● **Directions**
Skip the images and copy each record exactly as written.

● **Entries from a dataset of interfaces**
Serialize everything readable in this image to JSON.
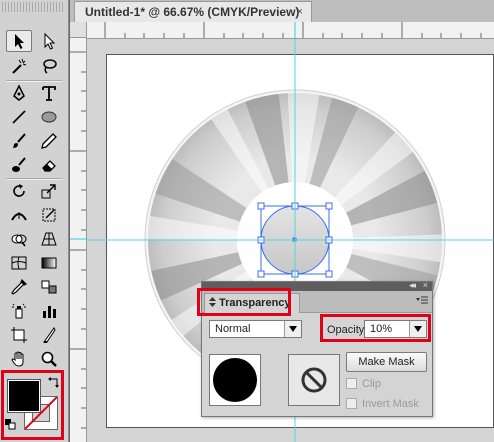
{
  "document": {
    "tab_title": "Untitled-1* @ 66.67% (CMYK/Preview)",
    "close_glyph": "×"
  },
  "tools": [
    {
      "name": "selection-tool",
      "icon": "arrow-icon"
    },
    {
      "name": "direct-selection-tool",
      "icon": "hollow-arrow-icon"
    },
    {
      "name": "magic-wand-tool",
      "icon": "wand-icon"
    },
    {
      "name": "lasso-tool",
      "icon": "lasso-icon"
    },
    {
      "name": "pen-tool",
      "icon": "pen-icon"
    },
    {
      "name": "type-tool",
      "icon": "type-icon"
    },
    {
      "name": "line-segment-tool",
      "icon": "line-icon"
    },
    {
      "name": "ellipse-tool",
      "icon": "ellipse-icon"
    },
    {
      "name": "paintbrush-tool",
      "icon": "brush-icon"
    },
    {
      "name": "pencil-tool",
      "icon": "pencil-icon"
    },
    {
      "name": "blob-brush-tool",
      "icon": "blob-brush-icon"
    },
    {
      "name": "eraser-tool",
      "icon": "eraser-icon"
    },
    {
      "name": "rotate-tool",
      "icon": "rotate-icon"
    },
    {
      "name": "scale-tool",
      "icon": "scale-icon"
    },
    {
      "name": "width-tool",
      "icon": "width-icon"
    },
    {
      "name": "free-transform-tool",
      "icon": "free-transform-icon"
    },
    {
      "name": "shape-builder-tool",
      "icon": "shape-builder-icon"
    },
    {
      "name": "perspective-grid-tool",
      "icon": "perspective-icon"
    },
    {
      "name": "mesh-tool",
      "icon": "mesh-icon"
    },
    {
      "name": "gradient-tool",
      "icon": "gradient-icon"
    },
    {
      "name": "eyedropper-tool",
      "icon": "eyedropper-icon"
    },
    {
      "name": "blend-tool",
      "icon": "blend-icon"
    },
    {
      "name": "symbol-sprayer-tool",
      "icon": "spray-icon"
    },
    {
      "name": "column-graph-tool",
      "icon": "graph-icon"
    },
    {
      "name": "artboard-tool",
      "icon": "artboard-icon"
    },
    {
      "name": "slice-tool",
      "icon": "slice-icon"
    },
    {
      "name": "hand-tool",
      "icon": "hand-icon"
    },
    {
      "name": "zoom-tool",
      "icon": "zoom-icon"
    }
  ],
  "colors": {
    "fill": "#000000",
    "stroke": "none",
    "highlight": "#e1001a",
    "guide": "#4fd5e6",
    "selection": "#3b6cf0"
  },
  "transparency_panel": {
    "tab_label": "Transparency",
    "blend_mode": "Normal",
    "opacity_label": "Opacity:",
    "opacity_value": "10%",
    "make_mask_label": "Make Mask",
    "clip_label": "Clip",
    "invert_mask_label": "Invert Mask",
    "clip_checked": false,
    "invert_mask_checked": false,
    "collapse_glyph": "◂◂",
    "close_glyph": "×"
  }
}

● **Reply to the exercise**
Serialize everything readable in this image to JSON.
{
  "document": {
    "tab_title": "Untitled-1* @ 66.67% (CMYK/Preview)",
    "close_glyph": "×"
  },
  "tools": [
    {
      "name": "selection-tool",
      "icon": "arrow-icon"
    },
    {
      "name": "direct-selection-tool",
      "icon": "hollow-arrow-icon"
    },
    {
      "name": "magic-wand-tool",
      "icon": "wand-icon"
    },
    {
      "name": "lasso-tool",
      "icon": "lasso-icon"
    },
    {
      "name": "pen-tool",
      "icon": "pen-icon"
    },
    {
      "name": "type-tool",
      "icon": "type-icon"
    },
    {
      "name": "line-segment-tool",
      "icon": "line-icon"
    },
    {
      "name": "ellipse-tool",
      "icon": "ellipse-icon"
    },
    {
      "name": "paintbrush-tool",
      "icon": "brush-icon"
    },
    {
      "name": "pencil-tool",
      "icon": "pencil-icon"
    },
    {
      "name": "blob-brush-tool",
      "icon": "blob-brush-icon"
    },
    {
      "name": "eraser-tool",
      "icon": "eraser-icon"
    },
    {
      "name": "rotate-tool",
      "icon": "rotate-icon"
    },
    {
      "name": "scale-tool",
      "icon": "scale-icon"
    },
    {
      "name": "width-tool",
      "icon": "width-icon"
    },
    {
      "name": "free-transform-tool",
      "icon": "free-transform-icon"
    },
    {
      "name": "shape-builder-tool",
      "icon": "shape-builder-icon"
    },
    {
      "name": "perspective-grid-tool",
      "icon": "perspective-icon"
    },
    {
      "name": "mesh-tool",
      "icon": "mesh-icon"
    },
    {
      "name": "gradient-tool",
      "icon": "gradient-icon"
    },
    {
      "name": "eyedropper-tool",
      "icon": "eyedropper-icon"
    },
    {
      "name": "blend-tool",
      "icon": "blend-icon"
    },
    {
      "name": "symbol-sprayer-tool",
      "icon": "spray-icon"
    },
    {
      "name": "column-graph-tool",
      "icon": "graph-icon"
    },
    {
      "name": "artboard-tool",
      "icon": "artboard-icon"
    },
    {
      "name": "slice-tool",
      "icon": "slice-icon"
    },
    {
      "name": "hand-tool",
      "icon": "hand-icon"
    },
    {
      "name": "zoom-tool",
      "icon": "zoom-icon"
    }
  ],
  "colors": {
    "fill": "#000000",
    "stroke": "none",
    "highlight": "#e1001a",
    "guide": "#4fd5e6",
    "selection": "#3b6cf0"
  },
  "transparency_panel": {
    "tab_label": "Transparency",
    "blend_mode": "Normal",
    "opacity_label": "Opacity:",
    "opacity_value": "10%",
    "make_mask_label": "Make Mask",
    "clip_label": "Clip",
    "invert_mask_label": "Invert Mask",
    "clip_checked": false,
    "invert_mask_checked": false,
    "collapse_glyph": "◂◂",
    "close_glyph": "×"
  }
}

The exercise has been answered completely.